There are lots of terms here, but now we have removed the masks the question is, how large are the noise terms (everything apart from the first) compared to our “noise budget” of q/(2t)?

To get a feeling for this, we simulated a large number of multiplications of encrypted random messages, for \(d=16\), \(t=7\), and \(q=7168=1024\times t\). The distribution of the coefficient size of each type of error term is shown below. Note that the total error needs to be larger than \(q/(2t) = 512\) to cause a decryption error. Of these terms, the terms involving an error polynomial, the message, and the secret key , \(e_{22} m_1 s + e_{12} m_2 s\), are the largest contributors.

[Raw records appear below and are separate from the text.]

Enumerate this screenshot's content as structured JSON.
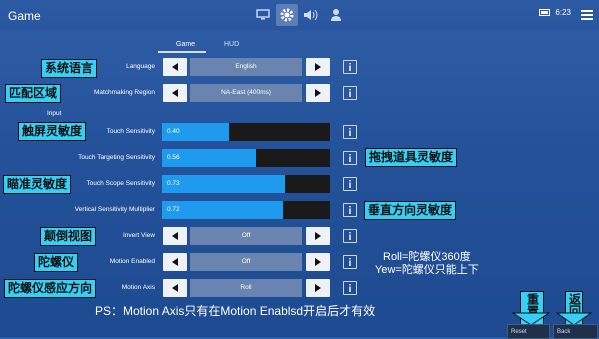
{
  "header": {
    "title": "Game",
    "time": "6:23"
  },
  "tabs": [
    {
      "label": "Game"
    },
    {
      "label": "HUD"
    }
  ],
  "rows": {
    "language": {
      "label": "Language",
      "value": "English"
    },
    "region": {
      "label": "Matchmaking Region",
      "value": "NA-East (400ms)"
    },
    "input_label": "Input",
    "touch": {
      "label": "Touch Sensitivity",
      "value": "0.40",
      "level": 0.4
    },
    "targeting": {
      "label": "Touch Targeting Sensitivity",
      "value": "0.56",
      "level": 0.56
    },
    "scope": {
      "label": "Touch Scope Sensitivity",
      "value": "0.73",
      "level": 0.73
    },
    "vertical": {
      "label": "Vertical Sensitivity Multiplier",
      "value": "0.72",
      "level": 0.72
    },
    "invert": {
      "label": "Invert View",
      "value": "Off"
    },
    "motion": {
      "label": "Motion Enabled",
      "value": "Off"
    },
    "axis": {
      "label": "Motion Axis",
      "value": "Roll"
    }
  },
  "annotations": {
    "language": "系统语言",
    "region": "匹配区域",
    "touch": "触屏灵敏度",
    "targeting": "拖拽道具灵敏度",
    "scope": "瞄准灵敏度",
    "vertical": "垂直方向灵敏度",
    "invert": "颠倒视图",
    "gyro": "陀螺仪",
    "axis": "陀螺仪感应方向",
    "roll": "Roll=陀螺仪360度",
    "yew": "Yew=陀螺仪只能上下",
    "ps": "PS：Motion Axis只有在Motion Enablsd开启后才有效",
    "reset": "重置",
    "back": "返回"
  },
  "footer": {
    "reset": "Reset",
    "back": "Back"
  }
}
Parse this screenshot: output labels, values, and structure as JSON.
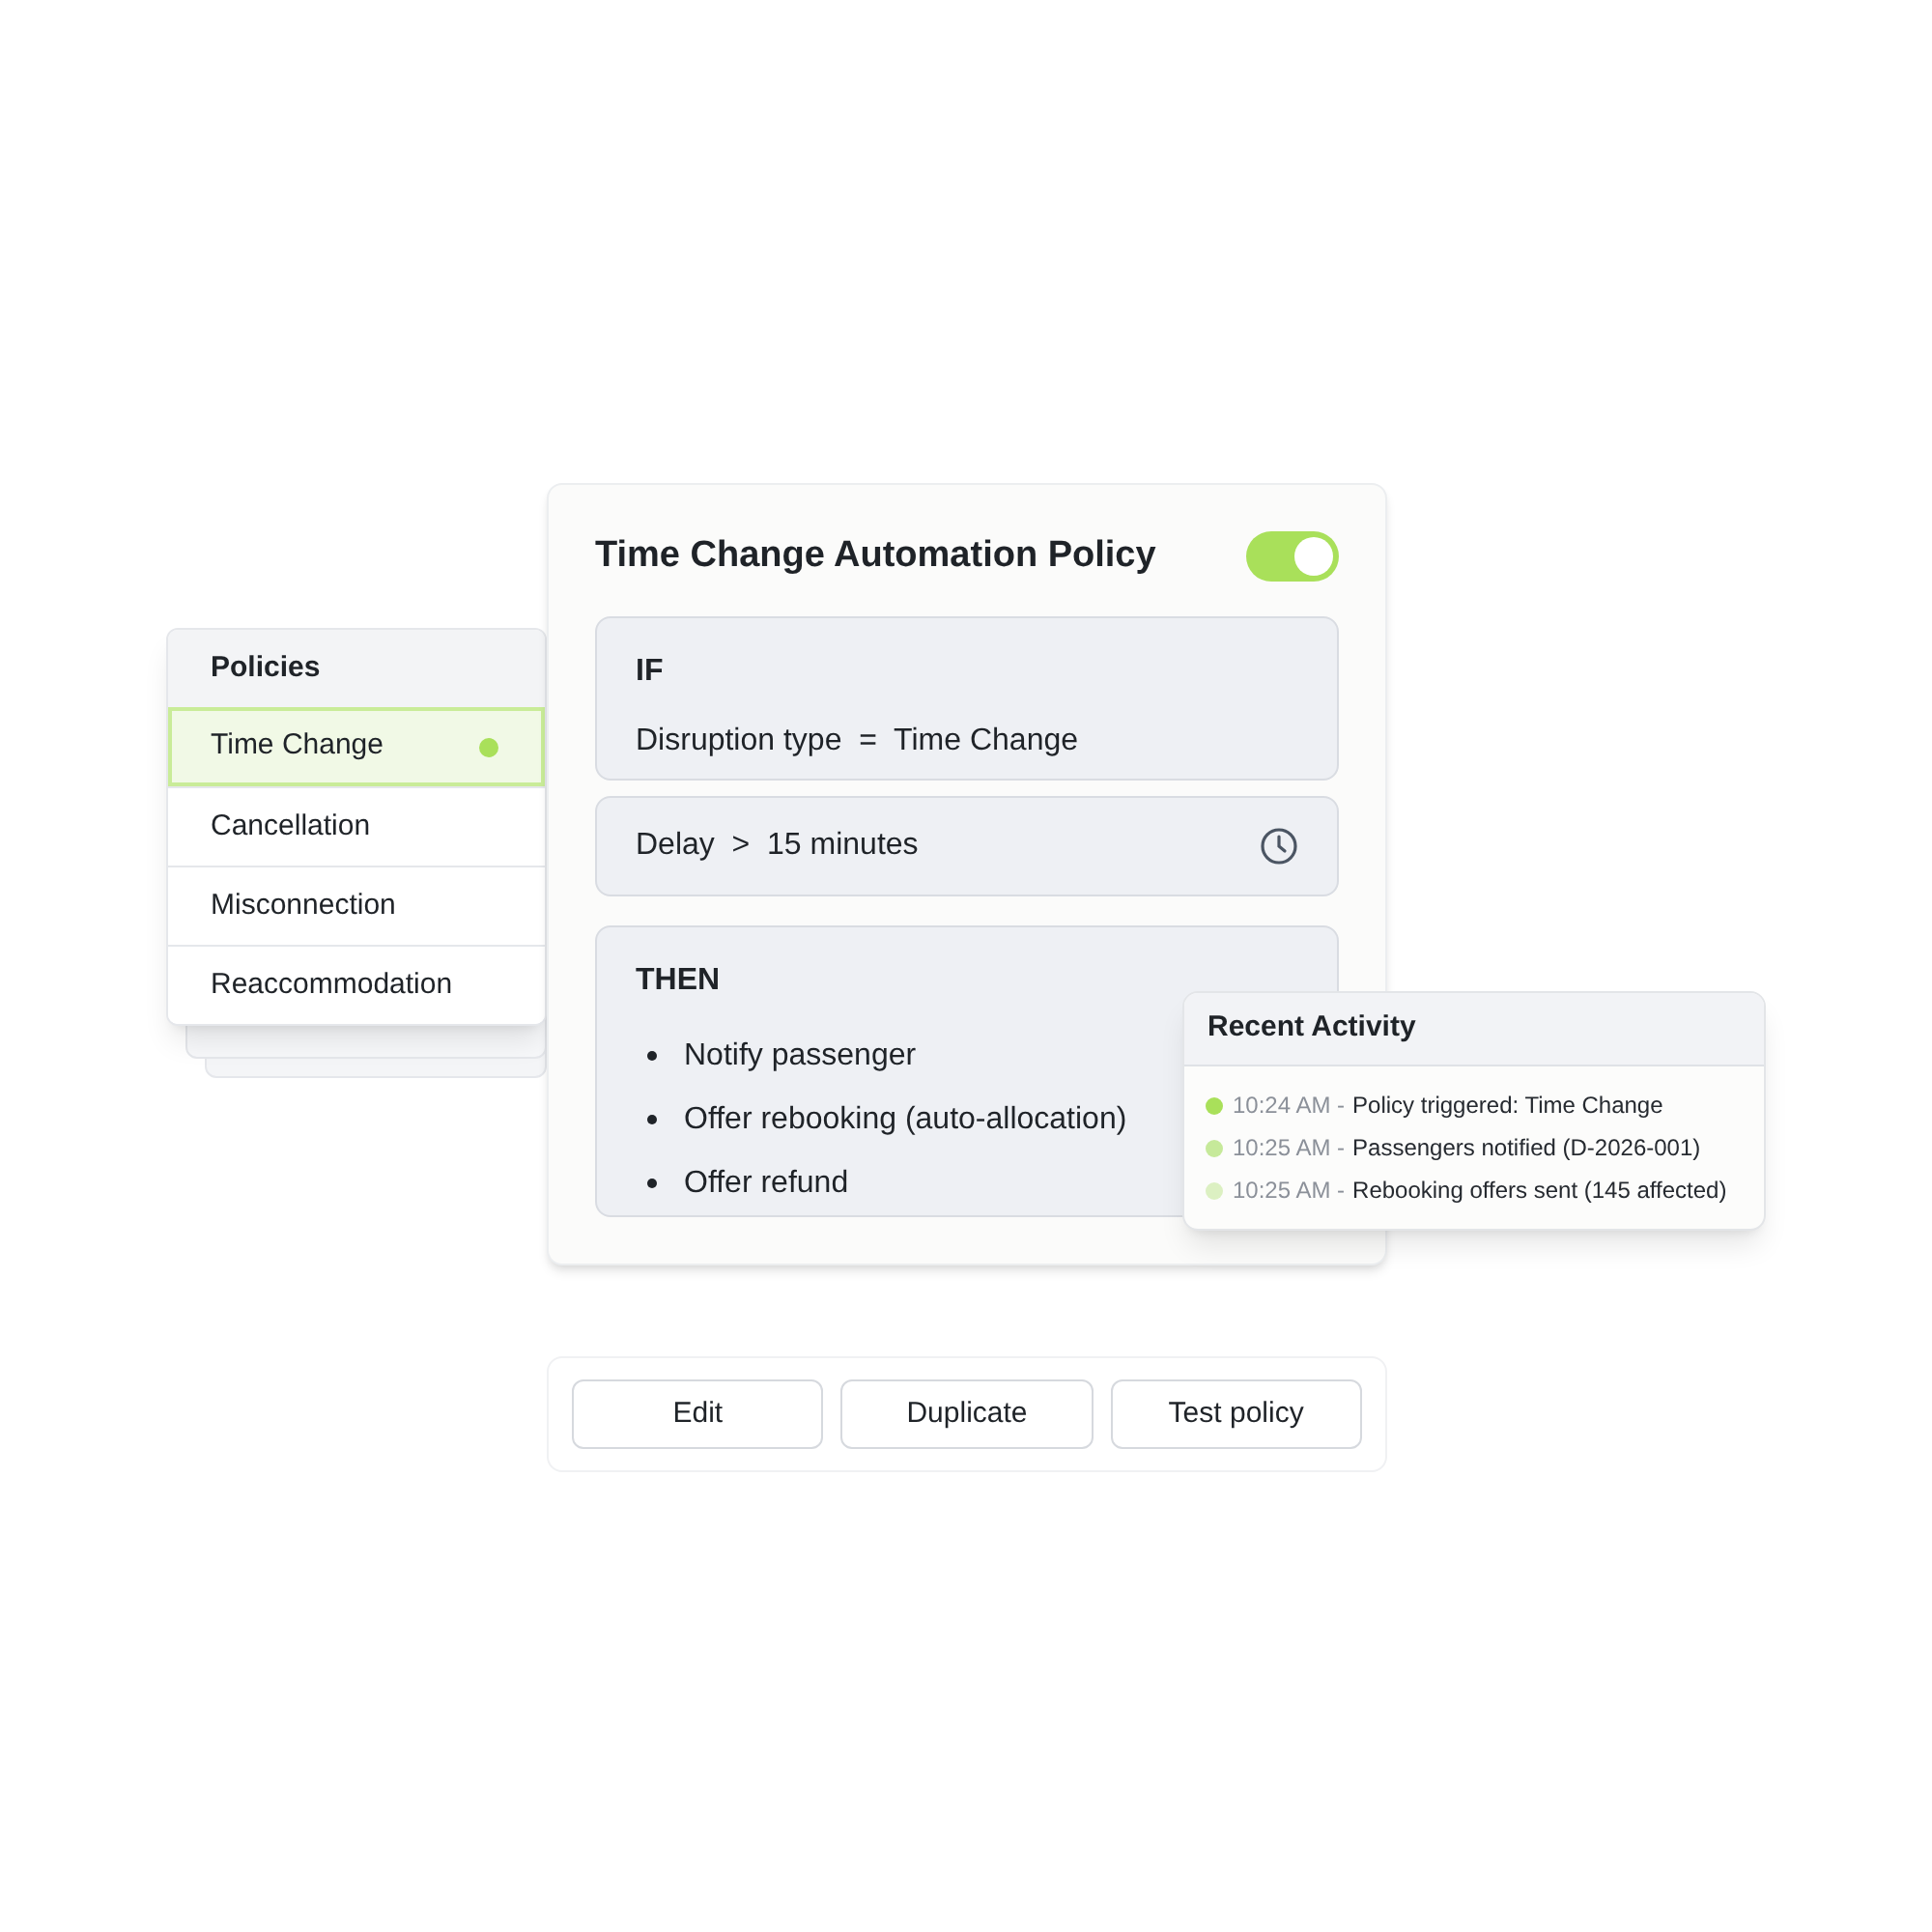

This plot shows that for these parameters, the largest contribution is from the terms which involve an error polynomial multiplied by a message polynomial and the secret key. The largest coefficient of this noise is about 300. There are two of these terms, and the others are smaller. Combining all the error terms into one shows the total noise in the result of the multiplication. The distribution of these coefficients is shown here:

This shows that there is not quite enough headroom to do a single multiplication safely and then decrypt a correct result for these parameters (which are insecure anyway!) - around 1 coefficient in a 4000 will have an error larger than 512, leading to about a 1% error rate in decryption.

So, to summarise, one can do multiplication of ciphertexts if we treat them as polynomials in \(s\) - which thereby cancel out their own masking terms when decrypted - and multiply them as such, keeping track of the coefficients of the powers of \(s\) separately, and keeping track of the amount of noise so we can be confident that they decode correctly.

Relinearisation and other topics

The multiplication strategy outlined above allows us to do many multiplications, at the expense of increasing the size of our ciphertext by one polynomial for each multiplication. The fact that the ciphertext grows in size may be an issue. It turns out there are methods for reducing the ciphertext size back to two polynomials, at the cost of increasing the noise. This is known as relinearisation, as you are removing the quadratic and higher terms in the polynomial in \(s\).

Another important technique that makes using this cryptographic scheme practical is the process of packing multiple messages into one plaintext to increase the throughput through parallelisation.

Relinearisation and these packed encoding mechanisms will be the subject of a subsequent blog post.


Roughly speaking, encryption is a masked embedding of a message in a polynomial ring with some added noise. Each ciphertext contains enough information to remove its own mask given the secret key. Because the embedding just involves a scaling of the message, addition and multiplication can still be performed on them, with some clever constructions to allow the masks to be removed afterwards. The security of the scheme comes from the difficulty in removing the masking in the presence of the noise when you don’t know the private key. The difficulty of this problem leads to some excellent security properties, such as there being no known quantum algorithm for attacking these systems.

If you’ve got this far, we hope you now have a better appreciation of how Ring Learning with Errors homomorphic encryption schemes (or at least the FV version of these) work. Going through the process of writing this has certainly helped us.


Thanks to Wilko Henecka and Hamish Ivey-Law for substantially improving this post with their feedback!